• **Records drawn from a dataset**
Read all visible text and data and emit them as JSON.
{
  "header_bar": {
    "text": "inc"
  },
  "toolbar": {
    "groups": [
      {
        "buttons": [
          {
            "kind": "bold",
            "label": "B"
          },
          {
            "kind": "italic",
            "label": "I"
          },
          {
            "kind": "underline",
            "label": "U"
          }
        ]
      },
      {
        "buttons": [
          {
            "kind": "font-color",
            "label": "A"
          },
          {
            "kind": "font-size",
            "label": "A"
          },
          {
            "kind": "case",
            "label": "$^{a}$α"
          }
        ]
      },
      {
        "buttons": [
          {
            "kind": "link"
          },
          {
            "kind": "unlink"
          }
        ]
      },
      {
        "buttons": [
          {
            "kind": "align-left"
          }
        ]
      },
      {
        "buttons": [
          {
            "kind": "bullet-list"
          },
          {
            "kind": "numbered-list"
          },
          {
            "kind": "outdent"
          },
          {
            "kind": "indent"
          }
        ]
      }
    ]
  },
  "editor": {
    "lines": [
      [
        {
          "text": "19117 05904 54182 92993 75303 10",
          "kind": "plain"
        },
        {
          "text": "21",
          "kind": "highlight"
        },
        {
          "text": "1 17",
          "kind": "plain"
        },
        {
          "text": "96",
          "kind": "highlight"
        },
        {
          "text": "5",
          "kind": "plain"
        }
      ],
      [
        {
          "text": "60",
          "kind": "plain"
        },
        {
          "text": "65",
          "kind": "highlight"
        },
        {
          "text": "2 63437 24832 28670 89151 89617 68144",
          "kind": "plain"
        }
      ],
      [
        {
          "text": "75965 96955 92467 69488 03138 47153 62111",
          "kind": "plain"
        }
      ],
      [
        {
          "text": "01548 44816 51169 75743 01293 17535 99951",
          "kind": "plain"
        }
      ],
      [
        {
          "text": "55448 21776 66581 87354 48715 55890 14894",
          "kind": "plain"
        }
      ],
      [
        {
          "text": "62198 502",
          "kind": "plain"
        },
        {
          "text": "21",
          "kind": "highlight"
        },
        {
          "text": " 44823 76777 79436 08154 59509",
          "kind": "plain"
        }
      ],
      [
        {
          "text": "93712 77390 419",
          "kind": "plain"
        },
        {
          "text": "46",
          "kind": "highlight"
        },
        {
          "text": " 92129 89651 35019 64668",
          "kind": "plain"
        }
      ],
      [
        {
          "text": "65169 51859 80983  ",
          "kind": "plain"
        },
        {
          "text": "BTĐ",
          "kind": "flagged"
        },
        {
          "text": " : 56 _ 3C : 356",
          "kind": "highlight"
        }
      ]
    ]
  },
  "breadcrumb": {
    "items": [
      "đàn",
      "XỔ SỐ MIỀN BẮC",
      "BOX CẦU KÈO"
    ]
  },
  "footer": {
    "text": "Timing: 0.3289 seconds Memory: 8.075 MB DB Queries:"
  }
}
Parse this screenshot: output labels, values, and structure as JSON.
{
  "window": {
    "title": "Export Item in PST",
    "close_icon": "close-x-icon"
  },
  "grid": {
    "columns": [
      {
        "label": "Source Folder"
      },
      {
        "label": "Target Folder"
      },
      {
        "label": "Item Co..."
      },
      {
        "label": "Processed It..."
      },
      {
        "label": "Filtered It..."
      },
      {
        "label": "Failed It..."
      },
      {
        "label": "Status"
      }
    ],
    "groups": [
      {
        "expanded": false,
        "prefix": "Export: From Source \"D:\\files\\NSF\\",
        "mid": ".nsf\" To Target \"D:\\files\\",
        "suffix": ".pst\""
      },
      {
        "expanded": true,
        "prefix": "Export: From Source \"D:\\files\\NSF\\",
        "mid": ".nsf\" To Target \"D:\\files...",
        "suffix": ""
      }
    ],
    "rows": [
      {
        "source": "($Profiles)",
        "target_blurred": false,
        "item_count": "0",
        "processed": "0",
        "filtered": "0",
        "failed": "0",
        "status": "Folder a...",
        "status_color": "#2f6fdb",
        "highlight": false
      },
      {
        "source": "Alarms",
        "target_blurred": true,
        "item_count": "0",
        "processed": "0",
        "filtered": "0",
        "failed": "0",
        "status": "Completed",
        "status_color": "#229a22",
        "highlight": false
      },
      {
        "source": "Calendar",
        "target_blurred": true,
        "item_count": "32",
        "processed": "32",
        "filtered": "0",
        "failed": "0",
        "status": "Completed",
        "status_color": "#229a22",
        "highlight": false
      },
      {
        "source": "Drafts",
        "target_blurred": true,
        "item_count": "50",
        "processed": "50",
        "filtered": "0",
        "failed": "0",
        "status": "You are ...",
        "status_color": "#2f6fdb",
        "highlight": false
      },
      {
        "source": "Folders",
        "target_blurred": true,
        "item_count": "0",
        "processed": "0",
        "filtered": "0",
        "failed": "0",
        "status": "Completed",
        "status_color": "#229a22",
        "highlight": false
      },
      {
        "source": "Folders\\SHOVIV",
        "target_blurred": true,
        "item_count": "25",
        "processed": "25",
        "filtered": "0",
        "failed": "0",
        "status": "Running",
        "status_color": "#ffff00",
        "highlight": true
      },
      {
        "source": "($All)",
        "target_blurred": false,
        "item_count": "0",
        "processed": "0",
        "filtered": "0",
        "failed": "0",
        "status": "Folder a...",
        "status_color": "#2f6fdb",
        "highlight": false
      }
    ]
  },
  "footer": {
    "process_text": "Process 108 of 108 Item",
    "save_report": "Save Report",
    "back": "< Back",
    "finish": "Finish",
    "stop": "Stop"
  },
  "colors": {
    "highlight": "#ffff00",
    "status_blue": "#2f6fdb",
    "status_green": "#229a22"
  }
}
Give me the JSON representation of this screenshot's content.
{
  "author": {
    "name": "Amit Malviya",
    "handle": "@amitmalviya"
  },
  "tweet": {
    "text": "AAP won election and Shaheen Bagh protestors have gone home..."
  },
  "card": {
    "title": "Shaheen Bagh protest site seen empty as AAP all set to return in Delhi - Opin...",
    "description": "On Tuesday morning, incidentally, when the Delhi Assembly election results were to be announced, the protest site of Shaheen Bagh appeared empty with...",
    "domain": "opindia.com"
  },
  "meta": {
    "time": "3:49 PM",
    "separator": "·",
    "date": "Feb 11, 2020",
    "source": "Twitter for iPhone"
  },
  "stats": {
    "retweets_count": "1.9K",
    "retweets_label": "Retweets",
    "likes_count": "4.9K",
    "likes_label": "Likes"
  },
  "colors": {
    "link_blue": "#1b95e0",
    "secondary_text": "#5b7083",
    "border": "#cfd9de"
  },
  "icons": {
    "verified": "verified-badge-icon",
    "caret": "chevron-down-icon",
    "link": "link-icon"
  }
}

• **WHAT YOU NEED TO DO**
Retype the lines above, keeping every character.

• **WRITTEN SOLUTION**
Read all visible text and data and emit them as JSON.
{
  "header_bar": {
    "text": "inc"
  },
  "toolbar": {
    "groups": [
      {
        "buttons": [
          {
            "kind": "bold",
            "label": "B"
          },
          {
            "kind": "italic",
            "label": "I"
          },
          {
            "kind": "underline",
            "label": "U"
          }
        ]
      },
      {
        "buttons": [
          {
            "kind": "font-color",
            "label": "A"
          },
          {
            "kind": "font-size",
            "label": "A"
          },
          {
            "kind": "case",
            "label": "$^{a}$α"
          }
        ]
      },
      {
        "buttons": [
          {
            "kind": "link"
          },
          {
            "kind": "unlink"
          }
        ]
      },
      {
        "buttons": [
          {
            "kind": "align-left"
          }
        ]
      },
      {
        "buttons": [
          {
            "kind": "bullet-list"
          },
          {
            "kind": "numbered-list"
          },
          {
            "kind": "outdent"
          },
          {
            "kind": "indent"
          }
        ]
      }
    ]
  },
  "editor": {
    "lines": [
      [
        {
          "text": "19117 05904 54182 92993 75303 10",
          "kind": "plain"
        },
        {
          "text": "21",
          "kind": "highlight"
        },
        {
          "text": "1 17",
          "kind": "plain"
        },
        {
          "text": "96",
          "kind": "highlight"
        },
        {
          "text": "5",
          "kind": "plain"
        }
      ],
      [
        {
          "text": "60",
          "kind": "plain"
        },
        {
          "text": "65",
          "kind": "highlight"
        },
        {
          "text": "2 63437 24832 28670 89151 89617 68144",
          "kind": "plain"
        }
      ],
      [
        {
          "text": "75965 96955 92467 69488 03138 47153 62111",
          "kind": "plain"
        }
      ],
      [
        {
          "text": "01548 44816 51169 75743 01293 17535 99951",
          "kind": "plain"
        }
      ],
      [
        {
          "text": "55448 21776 66581 87354 48715 55890 14894",
          "kind": "plain"
        }
      ],
      [
        {
          "text": "62198 502",
          "kind": "plain"
        },
        {
          "text": "21",
          "kind": "highlight"
        },
        {
          "text": " 44823 76777 79436 08154 59509",
          "kind": "plain"
        }
      ],
      [
        {
          "text": "93712 77390 419",
          "kind": "plain"
        },
        {
          "text": "46",
          "kind": "highlight"
        },
        {
          "text": " 92129 89651 35019 64668",
          "kind": "plain"
        }
      ],
      [
        {
          "text": "65169 51859 80983  ",
          "kind": "plain"
        },
        {
          "text": "BTĐ",
          "kind": "flagged"
        },
        {
          "text": " : 56 _ 3C : 356",
          "kind": "highlight"
        }
      ]
    ]
  },
  "breadcrumb": {
    "items": [
      "đàn",
      "XỔ SỐ MIỀN BẮC",
      "BOX CẦU KÈO"
    ]
  },
  "footer": {
    "text": "Timing: 0.3289 seconds Memory: 8.075 MB DB Queries:"
  }
}
Parse this screenshot: output labels, values, and structure as JSON.
{
  "window": {
    "title": "Export Item in PST",
    "close_icon": "close-x-icon"
  },
  "grid": {
    "columns": [
      {
        "label": "Source Folder"
      },
      {
        "label": "Target Folder"
      },
      {
        "label": "Item Co..."
      },
      {
        "label": "Processed It..."
      },
      {
        "label": "Filtered It..."
      },
      {
        "label": "Failed It..."
      },
      {
        "label": "Status"
      }
    ],
    "groups": [
      {
        "expanded": false,
        "prefix": "Export: From Source \"D:\\files\\NSF\\",
        "mid": ".nsf\" To Target \"D:\\files\\",
        "suffix": ".pst\""
      },
      {
        "expanded": true,
        "prefix": "Export: From Source \"D:\\files\\NSF\\",
        "mid": ".nsf\" To Target \"D:\\files...",
        "suffix": ""
      }
    ],
    "rows": [
      {
        "source": "($Profiles)",
        "target_blurred": false,
        "item_count": "0",
        "processed": "0",
        "filtered": "0",
        "failed": "0",
        "status": "Folder a...",
        "status_color": "#2f6fdb",
        "highlight": false
      },
      {
        "source": "Alarms",
        "target_blurred": true,
        "item_count": "0",
        "processed": "0",
        "filtered": "0",
        "failed": "0",
        "status": "Completed",
        "status_color": "#229a22",
        "highlight": false
      },
      {
        "source": "Calendar",
        "target_blurred": true,
        "item_count": "32",
        "processed": "32",
        "filtered": "0",
        "failed": "0",
        "status": "Completed",
        "status_color": "#229a22",
        "highlight": false
      },
      {
        "source": "Drafts",
        "target_blurred": true,
        "item_count": "50",
        "processed": "50",
        "filtered": "0",
        "failed": "0",
        "status": "You are ...",
        "status_color": "#2f6fdb",
        "highlight": false
      },
      {
        "source": "Folders",
        "target_blurred": true,
        "item_count": "0",
        "processed": "0",
        "filtered": "0",
        "failed": "0",
        "status": "Completed",
        "status_color": "#229a22",
        "highlight": false
      },
      {
        "source": "Folders\\SHOVIV",
        "target_blurred": true,
        "item_count": "25",
        "processed": "25",
        "filtered": "0",
        "failed": "0",
        "status": "Running",
        "status_color": "#ffff00",
        "highlight": true
      },
      {
        "source": "($All)",
        "target_blurred": false,
        "item_count": "0",
        "processed": "0",
        "filtered": "0",
        "failed": "0",
        "status": "Folder a...",
        "status_color": "#2f6fdb",
        "highlight": false
      }
    ]
  },
  "footer": {
    "process_text": "Process 108 of 108 Item",
    "save_report": "Save Report",
    "back": "< Back",
    "finish": "Finish",
    "stop": "Stop"
  },
  "colors": {
    "highlight": "#ffff00",
    "status_blue": "#2f6fdb",
    "status_green": "#229a22"
  }
}
Give me the JSON representation of this screenshot's content.
{
  "author": {
    "name": "Amit Malviya",
    "handle": "@amitmalviya"
  },
  "tweet": {
    "text": "AAP won election and Shaheen Bagh protestors have gone home..."
  },
  "card": {
    "title": "Shaheen Bagh protest site seen empty as AAP all set to return in Delhi - Opin...",
    "description": "On Tuesday morning, incidentally, when the Delhi Assembly election results were to be announced, the protest site of Shaheen Bagh appeared empty with...",
    "domain": "opindia.com"
  },
  "meta": {
    "time": "3:49 PM",
    "separator": "·",
    "date": "Feb 11, 2020",
    "source": "Twitter for iPhone"
  },
  "stats": {
    "retweets_count": "1.9K",
    "retweets_label": "Retweets",
    "likes_count": "4.9K",
    "likes_label": "Likes"
  },
  "colors": {
    "link_blue": "#1b95e0",
    "secondary_text": "#5b7083",
    "border": "#cfd9de"
  },
  "icons": {
    "verified": "verified-badge-icon",
    "caret": "chevron-down-icon",
    "link": "link-icon"
  }
}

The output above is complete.